The Gowan Building was known as the Park Hotel in the early 1920s. During the 1950s, an A & P Food Store occupied the space, and Sears Roebuck & Co. occupied the space of Allen Sports. However, the occupant of the building from 1900 to 1920 wasn’t known until a historic photograph of Bainbridge circa 1901 was found. The photograph revealed a feature of the original building that hadn’t been known: a brick pediment (roughly, a brick triangle sitting atop the upper corner of the building).
Closer examination of the photo revealed the words “The Belcher Building” on the pediment, Glover said. The Georgia Trust did some research and found some clues as to who “Belcher” may have been. There was an Abner Elias Belcher of Bainbridge who was born in 1866. There are references in historical documents to a Belcher Brothers who grew peaches, shipped goods and sold groceries. There was also a reference to “the Belcher block” of downtown Bainbridge and even a Belcher Street.
The removal of the metal slipcover façade uncovered more interesting history in the Gowan Building. As it turns out, the building’s original façade is partly comprised of cast iron columns bearing the inscription of the columns’ manufacturer, George L. Mesker and Co. of Evansville, Ind. However, the cornice — the trimming along the upper edge of the building — is made of steel. Although it is unmarked, the researchers believe it was made by Mesker Brothers Iron Works of St. Louis, Mo.

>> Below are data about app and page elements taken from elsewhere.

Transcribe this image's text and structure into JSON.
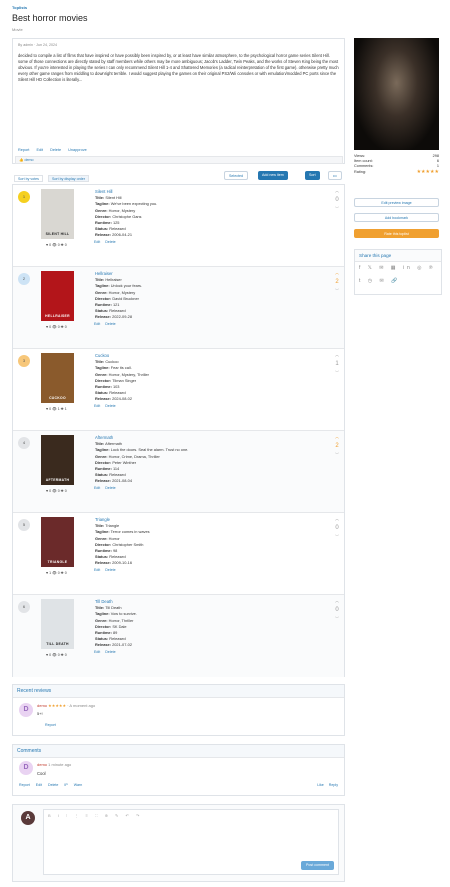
{
  "breadcrumb": "Toplists",
  "title": "Best horror movies",
  "subtitle": "Movie",
  "author_line": "By admin · Jun 24, 2024",
  "description": "decided to compile a list of films that have inspired or have possibly been inspired by, or at least have similar atmosphere, to the psychological horror game series Silent Hill. some of those connections are directly stated by staff members while others may be more ambiguous; Jacob's Ladder, Twin Peaks, and the works of Steven King being the most obvious. If you're interested in playing the series I can only recommend Silent Hill 1-4 and Shattered Memories (a radical reinterpretation of the first game). otherwise pretty much every other game ranges from middling to downright terrible. I would suggest playing the games on their original PS2/Wii consoles or with emulation/modded PC ports since the Silent Hill HD Collection is literally...",
  "actions": [
    "Report",
    "Edit",
    "Delete",
    "Unapprove"
  ],
  "like_label": "demo",
  "sort": {
    "votes": "Sort by votes",
    "display": "Sort by display order"
  },
  "buttons": {
    "selected": "Selected",
    "add": "Add new item",
    "sort": "Sort",
    "more": "•••"
  },
  "items": [
    {
      "rank": "1",
      "name": "Silent Hill",
      "title": "Silent Hill",
      "tagline": "We've been expecting you.",
      "genre": "Horror, Mystery",
      "director": "Christophe Gans",
      "runtime": "125",
      "status": "Released",
      "release": "2006-04-21",
      "stats": "♥ 0  👁 0  ✚ 0",
      "votes": "0",
      "caption": "SILENT HILL",
      "bg": "#d9d7d2",
      "cap_color": "#222"
    },
    {
      "rank": "2",
      "name": "Hellraiser",
      "title": "Hellraiser",
      "tagline": "Unlock your fears.",
      "genre": "Horror, Mystery",
      "director": "David Bruckner",
      "runtime": "121",
      "status": "Released",
      "release": "2022-09-28",
      "stats": "♥ 0  👁 0  ✚ 0",
      "votes": "2",
      "caption": "HELLRAISER",
      "bg": "#b3151a",
      "cap_color": "#fff"
    },
    {
      "rank": "3",
      "name": "Cuckoo",
      "title": "Cuckoo",
      "tagline": "Fear its call.",
      "genre": "Horror, Mystery, Thriller",
      "director": "Tilman Singer",
      "runtime": "103",
      "status": "Released",
      "release": "2024-08-02",
      "stats": "♥ 0  👁 1  ✚ 1",
      "votes": "1",
      "caption": "CUCKOO",
      "bg": "#8a5a2c",
      "cap_color": "#fff"
    },
    {
      "rank": "4",
      "name": "Aftermath",
      "title": "Aftermath",
      "tagline": "Lock the doors. Seal the alarm. Trust no one.",
      "genre": "Horror, Crime, Drama, Thriller",
      "director": "Peter Winther",
      "runtime": "114",
      "status": "Released",
      "release": "2021-08-04",
      "stats": "♥ 0  👁 0  ✚ 0",
      "votes": "2",
      "caption": "AFTERMATH",
      "bg": "#3a2a1e",
      "cap_color": "#ddd"
    },
    {
      "rank": "5",
      "name": "Triangle",
      "title": "Triangle",
      "tagline": "Terror comes in waves",
      "genre": "Horror",
      "director": "Christopher Smith",
      "runtime": "98",
      "status": "Released",
      "release": "2009-10-16",
      "stats": "♥ 1  👁 0  ✚ 0",
      "votes": "0",
      "caption": "TRIANGLE",
      "bg": "#6b2a2a",
      "cap_color": "#fff"
    },
    {
      "rank": "6",
      "name": "Till Death",
      "title": "Till Death",
      "tagline": "Vow to survive.",
      "genre": "Horror, Thriller",
      "director": "SK Dale",
      "runtime": "89",
      "status": "Released",
      "release": "2021-07-02",
      "stats": "♥ 0  👁 0  ✚ 0",
      "votes": "0",
      "caption": "TILL DEATH",
      "bg": "#dfe3e6",
      "cap_color": "#222"
    }
  ],
  "row_actions": {
    "edit": "Edit",
    "delete": "Delete"
  },
  "labels": {
    "title": "Title:",
    "tagline": "Tagline:",
    "genre": "Genre:",
    "director": "Director:",
    "runtime": "Runtime:",
    "status": "Status:",
    "release": "Release:"
  },
  "side": {
    "views_label": "Views:",
    "views": "298",
    "items_label": "Item count:",
    "items": "6",
    "comments_label": "Comments:",
    "comments": "1",
    "rating_label": "Rating:",
    "rating": "★★★★★",
    "edit_image": "Edit preview image",
    "bookmark": "Add bookmark",
    "rate": "Rate this toplist"
  },
  "share": {
    "title": "Share this page",
    "icons1": "f 𝕏 ✉ ▦ in ◎ ℗",
    "icons2": "t ◷ ✉ 🔗"
  },
  "reviews": {
    "title": "Recent reviews",
    "user": "demo",
    "stars": "★★★★★",
    "time": "· A moment ago",
    "text": "5+!",
    "report": "Report"
  },
  "comments": {
    "title": "Comments",
    "user": "demo",
    "time": "1 minute ago",
    "text": "Cool",
    "report": "Report",
    "edit": "Edit",
    "delete": "Delete",
    "ip": "IP",
    "warn": "Warn",
    "like": "Like",
    "reply": "Reply"
  },
  "editor": {
    "toolbar": "B I ⁝ ⋮ ≡ ∷ ⊕ ✎ ↶ ↷",
    "post": "Post comment",
    "avatar": "A"
  }
}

The two companies were operated by brothers from the same family and offered very similar building façade products — they were even rivals. Their products were used in so many buildings that there are Web sites devoted to cataloging now-historic attributes and appearance of buildings using “Mesker” components. The Gowan Building is special because a design expert believes it is only one of only 13 buildings identified thus far that uses components from both Mesker companies, Glover said.